# Required work:
Show all lines of the entries in which the word "screenshot" is found.

# Extracted data:
○ ○ ○ ○ ○

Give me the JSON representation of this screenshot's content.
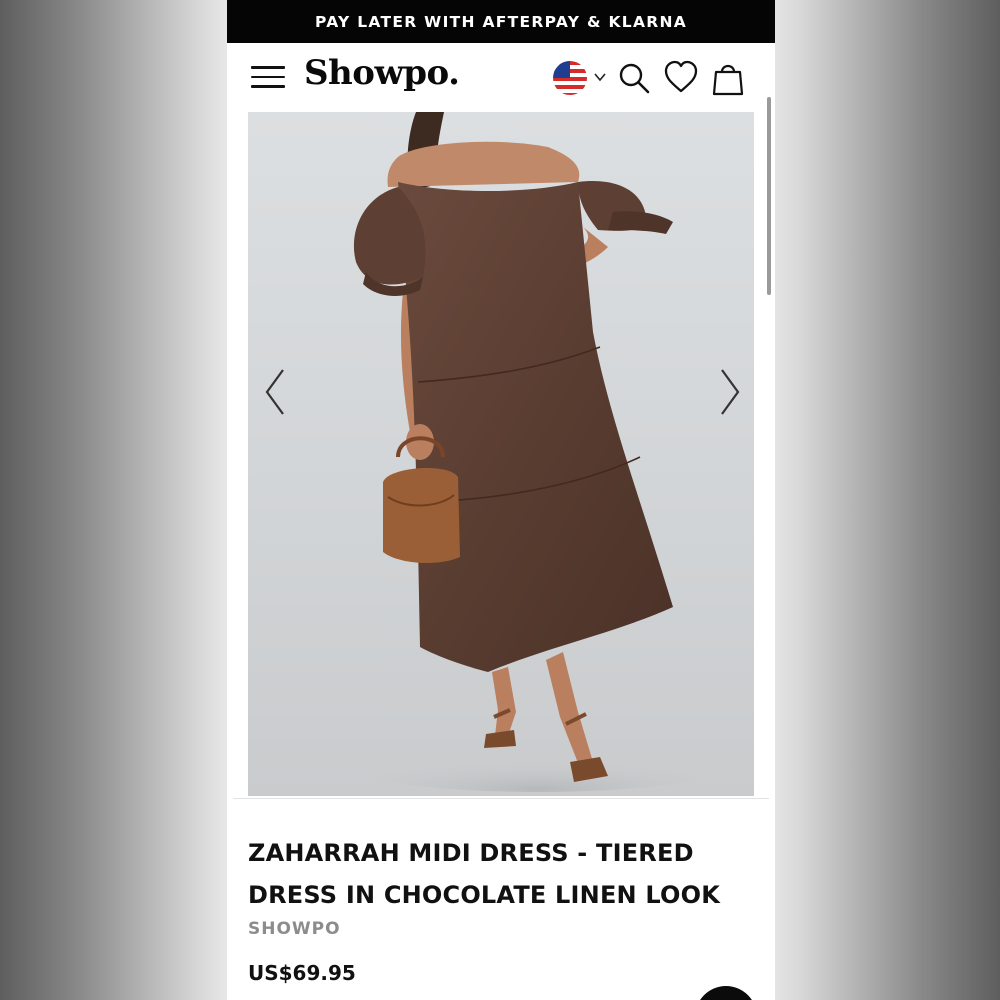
{
  "promo": {
    "text": "PAY LATER WITH AFTERPAY & KLARNA"
  },
  "header": {
    "menu_icon": "hamburger-menu-icon",
    "logo": "Showpo.",
    "region_flag": "us-flag-icon",
    "region_dropdown_icon": "chevron-down-icon",
    "search_icon": "search-icon",
    "wishlist_icon": "heart-icon",
    "bag_icon": "shopping-bag-icon"
  },
  "gallery": {
    "prev_icon": "chevron-left-icon",
    "next_icon": "chevron-right-icon",
    "image_subject": "model wearing brown tiered off-shoulder midi dress holding tan handbag"
  },
  "product": {
    "title": "ZAHARRAH MIDI DRESS - TIERED DRESS IN CHOCOLATE LINEN LOOK",
    "brand": "SHOWPO",
    "price": "US$69.95"
  },
  "colors": {
    "promo_bg": "#050505",
    "text_primary": "#111111",
    "brand_grey": "#8c8c8c",
    "dress_brown": "#5a3d31",
    "bag_tan": "#9a5f36"
  }
}
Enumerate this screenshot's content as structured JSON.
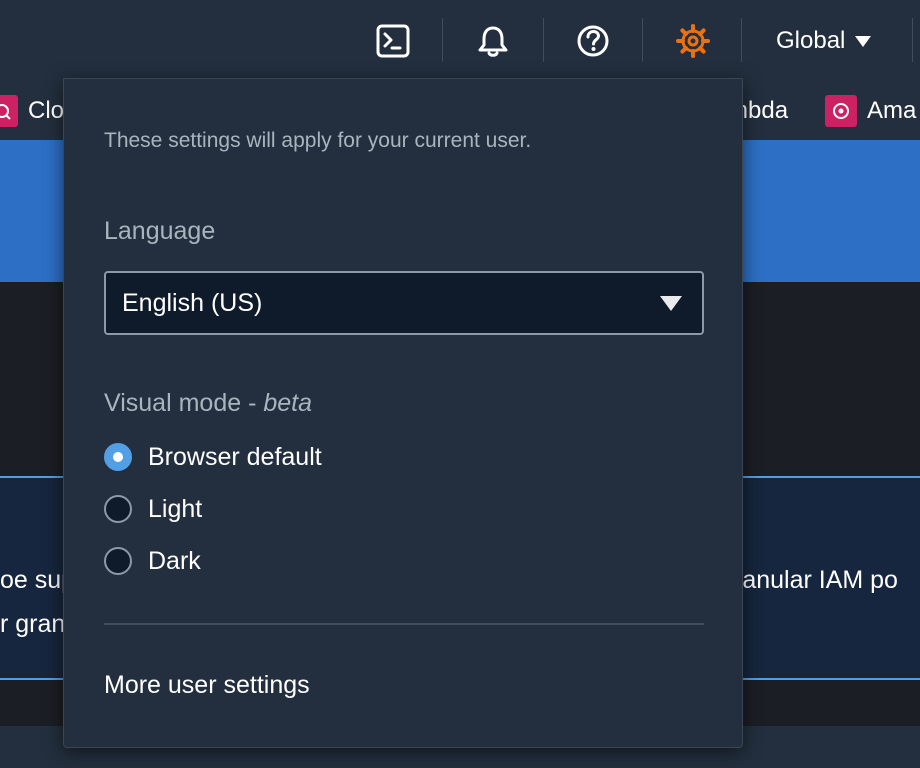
{
  "topnav": {
    "region_label": "Global",
    "icons": [
      "cloudshell-icon",
      "bell-icon",
      "help-icon",
      "gear-icon"
    ],
    "active_icon_color": "#ec7211"
  },
  "favorites": {
    "items": [
      {
        "label": "Clo",
        "icon": "cloud-service-icon"
      },
      {
        "label": "mbda",
        "icon": "lambda-service-icon"
      },
      {
        "label": "Ama",
        "icon": "amazon-service-icon"
      }
    ],
    "badge_color": "#cc2264"
  },
  "background": {
    "info_lines_left": [
      "oe sup",
      "r gran"
    ],
    "info_lines_right": [
      "ranular IAM po"
    ]
  },
  "settings": {
    "description": "These settings will apply for your current user.",
    "language_label": "Language",
    "language_value": "English (US)",
    "visual_mode_label": "Visual mode - ",
    "visual_mode_suffix": "beta",
    "visual_mode_options": [
      {
        "label": "Browser default",
        "checked": true
      },
      {
        "label": "Light",
        "checked": false
      },
      {
        "label": "Dark",
        "checked": false
      }
    ],
    "more_link": "More user settings"
  },
  "colors": {
    "accent_blue": "#539fe5",
    "nav_bg": "#232f3e"
  }
}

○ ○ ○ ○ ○

# Task answer:
Give me the JSON representation of this screenshot's content.
Enumerate this screenshot's content as structured JSON.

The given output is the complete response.